Prop 1: Yes 53.7% No 46.2%
Prop 2: Yes 76.1% No 23.8%
Prop 3: Yes 51.8% No 48.2%
Prop 4: Yes 84.8% No 15.2%
Prop 5: Yes 43.4% No 56.6%
Prop 6: Yes 62.7% No 37.4%
Prop 7: Yes 59.8% No 40.2%
Prop 8: Yes 61.2% No 38.8%
Prop 9: Yes 46.6% No 53.4%
The two proposals that failed:Prop 5
: "would authorize the Legislature to exempt commercial loans from state usury laws that set maximum interest rates. "Commercial loans" are loans made primarily for business, commercial, investment, agricultural, or similar purposes and not primarily for personal, family, or household purposes."
and Prop 9
: "would authorize the Legislature to provide staggered six year terms of office for board members serving on regional mobility authorities, with no more than one-third of the board positions being appointed every two years."
So, Texans don't want to exempt commercial loans from state usury laws - which is probably a good thing - and don't want to create "regional mobility authorities" (whatever that is) to make a whole new level of government that is unaccountable to the public.
Gotta say, I agree with both outcomes.
Of course, there was nothing but Amendments on the ballot - and Texas inches closer to overtaking Alabama as having the longest (most Amended Constitution) in the country. Voter turnout was extremely low. Of 12.5 million plus voters, barely 2 million decided the fate of the state. Prop 2 (the ban on gay marriage) collected the most votes with 2.24 million people casting votes - or about 18% of all voters.
This will be interpreted as Texas overwhelmingly being against gay marriage. I would point out that Texans are even more overwhelmingly indifferent to gay marriage. What you had here was the most motivated voters on each side voting. Had this been held in a regular election cycle, more voters would have turned out and it still would have been approved - though probably by a closer margin.
The problem is that gay marriage turned into a religious issue. Texans who want to see homosexuals treated as full citizens need to mobilize and re-claim the language of the debate and turn it into a question of government running your life. As Prop 4 and 9 show, Texans really are voting to have less government interferance in the ways things are done.

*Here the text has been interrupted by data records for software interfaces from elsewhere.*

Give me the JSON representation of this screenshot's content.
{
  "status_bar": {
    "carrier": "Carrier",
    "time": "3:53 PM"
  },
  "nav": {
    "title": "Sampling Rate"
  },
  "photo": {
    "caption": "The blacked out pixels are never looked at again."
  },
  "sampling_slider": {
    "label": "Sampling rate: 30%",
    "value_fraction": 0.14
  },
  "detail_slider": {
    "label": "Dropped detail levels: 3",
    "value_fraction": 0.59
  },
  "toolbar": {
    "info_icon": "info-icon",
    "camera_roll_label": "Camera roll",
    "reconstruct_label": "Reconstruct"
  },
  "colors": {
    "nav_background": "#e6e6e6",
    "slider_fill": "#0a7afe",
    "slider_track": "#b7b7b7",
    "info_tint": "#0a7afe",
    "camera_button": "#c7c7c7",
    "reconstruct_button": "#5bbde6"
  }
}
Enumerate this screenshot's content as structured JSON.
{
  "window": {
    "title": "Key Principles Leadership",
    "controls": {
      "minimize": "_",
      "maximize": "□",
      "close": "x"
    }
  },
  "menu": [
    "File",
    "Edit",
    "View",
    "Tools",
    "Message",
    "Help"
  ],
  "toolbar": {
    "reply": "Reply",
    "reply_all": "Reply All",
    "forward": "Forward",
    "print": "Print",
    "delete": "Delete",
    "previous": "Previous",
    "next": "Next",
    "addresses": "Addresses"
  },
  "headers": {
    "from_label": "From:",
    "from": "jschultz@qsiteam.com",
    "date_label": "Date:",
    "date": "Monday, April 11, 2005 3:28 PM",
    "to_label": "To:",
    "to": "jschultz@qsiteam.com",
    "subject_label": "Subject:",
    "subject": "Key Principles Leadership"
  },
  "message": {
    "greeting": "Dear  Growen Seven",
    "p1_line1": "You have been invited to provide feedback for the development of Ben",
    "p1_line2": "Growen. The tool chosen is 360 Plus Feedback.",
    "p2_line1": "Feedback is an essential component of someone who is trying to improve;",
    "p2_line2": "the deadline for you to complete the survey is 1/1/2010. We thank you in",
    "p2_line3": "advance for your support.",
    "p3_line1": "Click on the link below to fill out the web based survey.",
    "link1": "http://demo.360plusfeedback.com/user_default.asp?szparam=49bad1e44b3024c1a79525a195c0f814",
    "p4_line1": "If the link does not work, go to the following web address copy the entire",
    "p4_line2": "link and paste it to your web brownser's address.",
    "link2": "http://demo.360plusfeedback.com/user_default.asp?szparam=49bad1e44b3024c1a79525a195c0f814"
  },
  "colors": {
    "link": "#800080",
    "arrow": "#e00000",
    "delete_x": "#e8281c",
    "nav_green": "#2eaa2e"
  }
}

Yeah, it's gonna be an uphill battle. Way uphill.
Rabid conservatism defeats itself!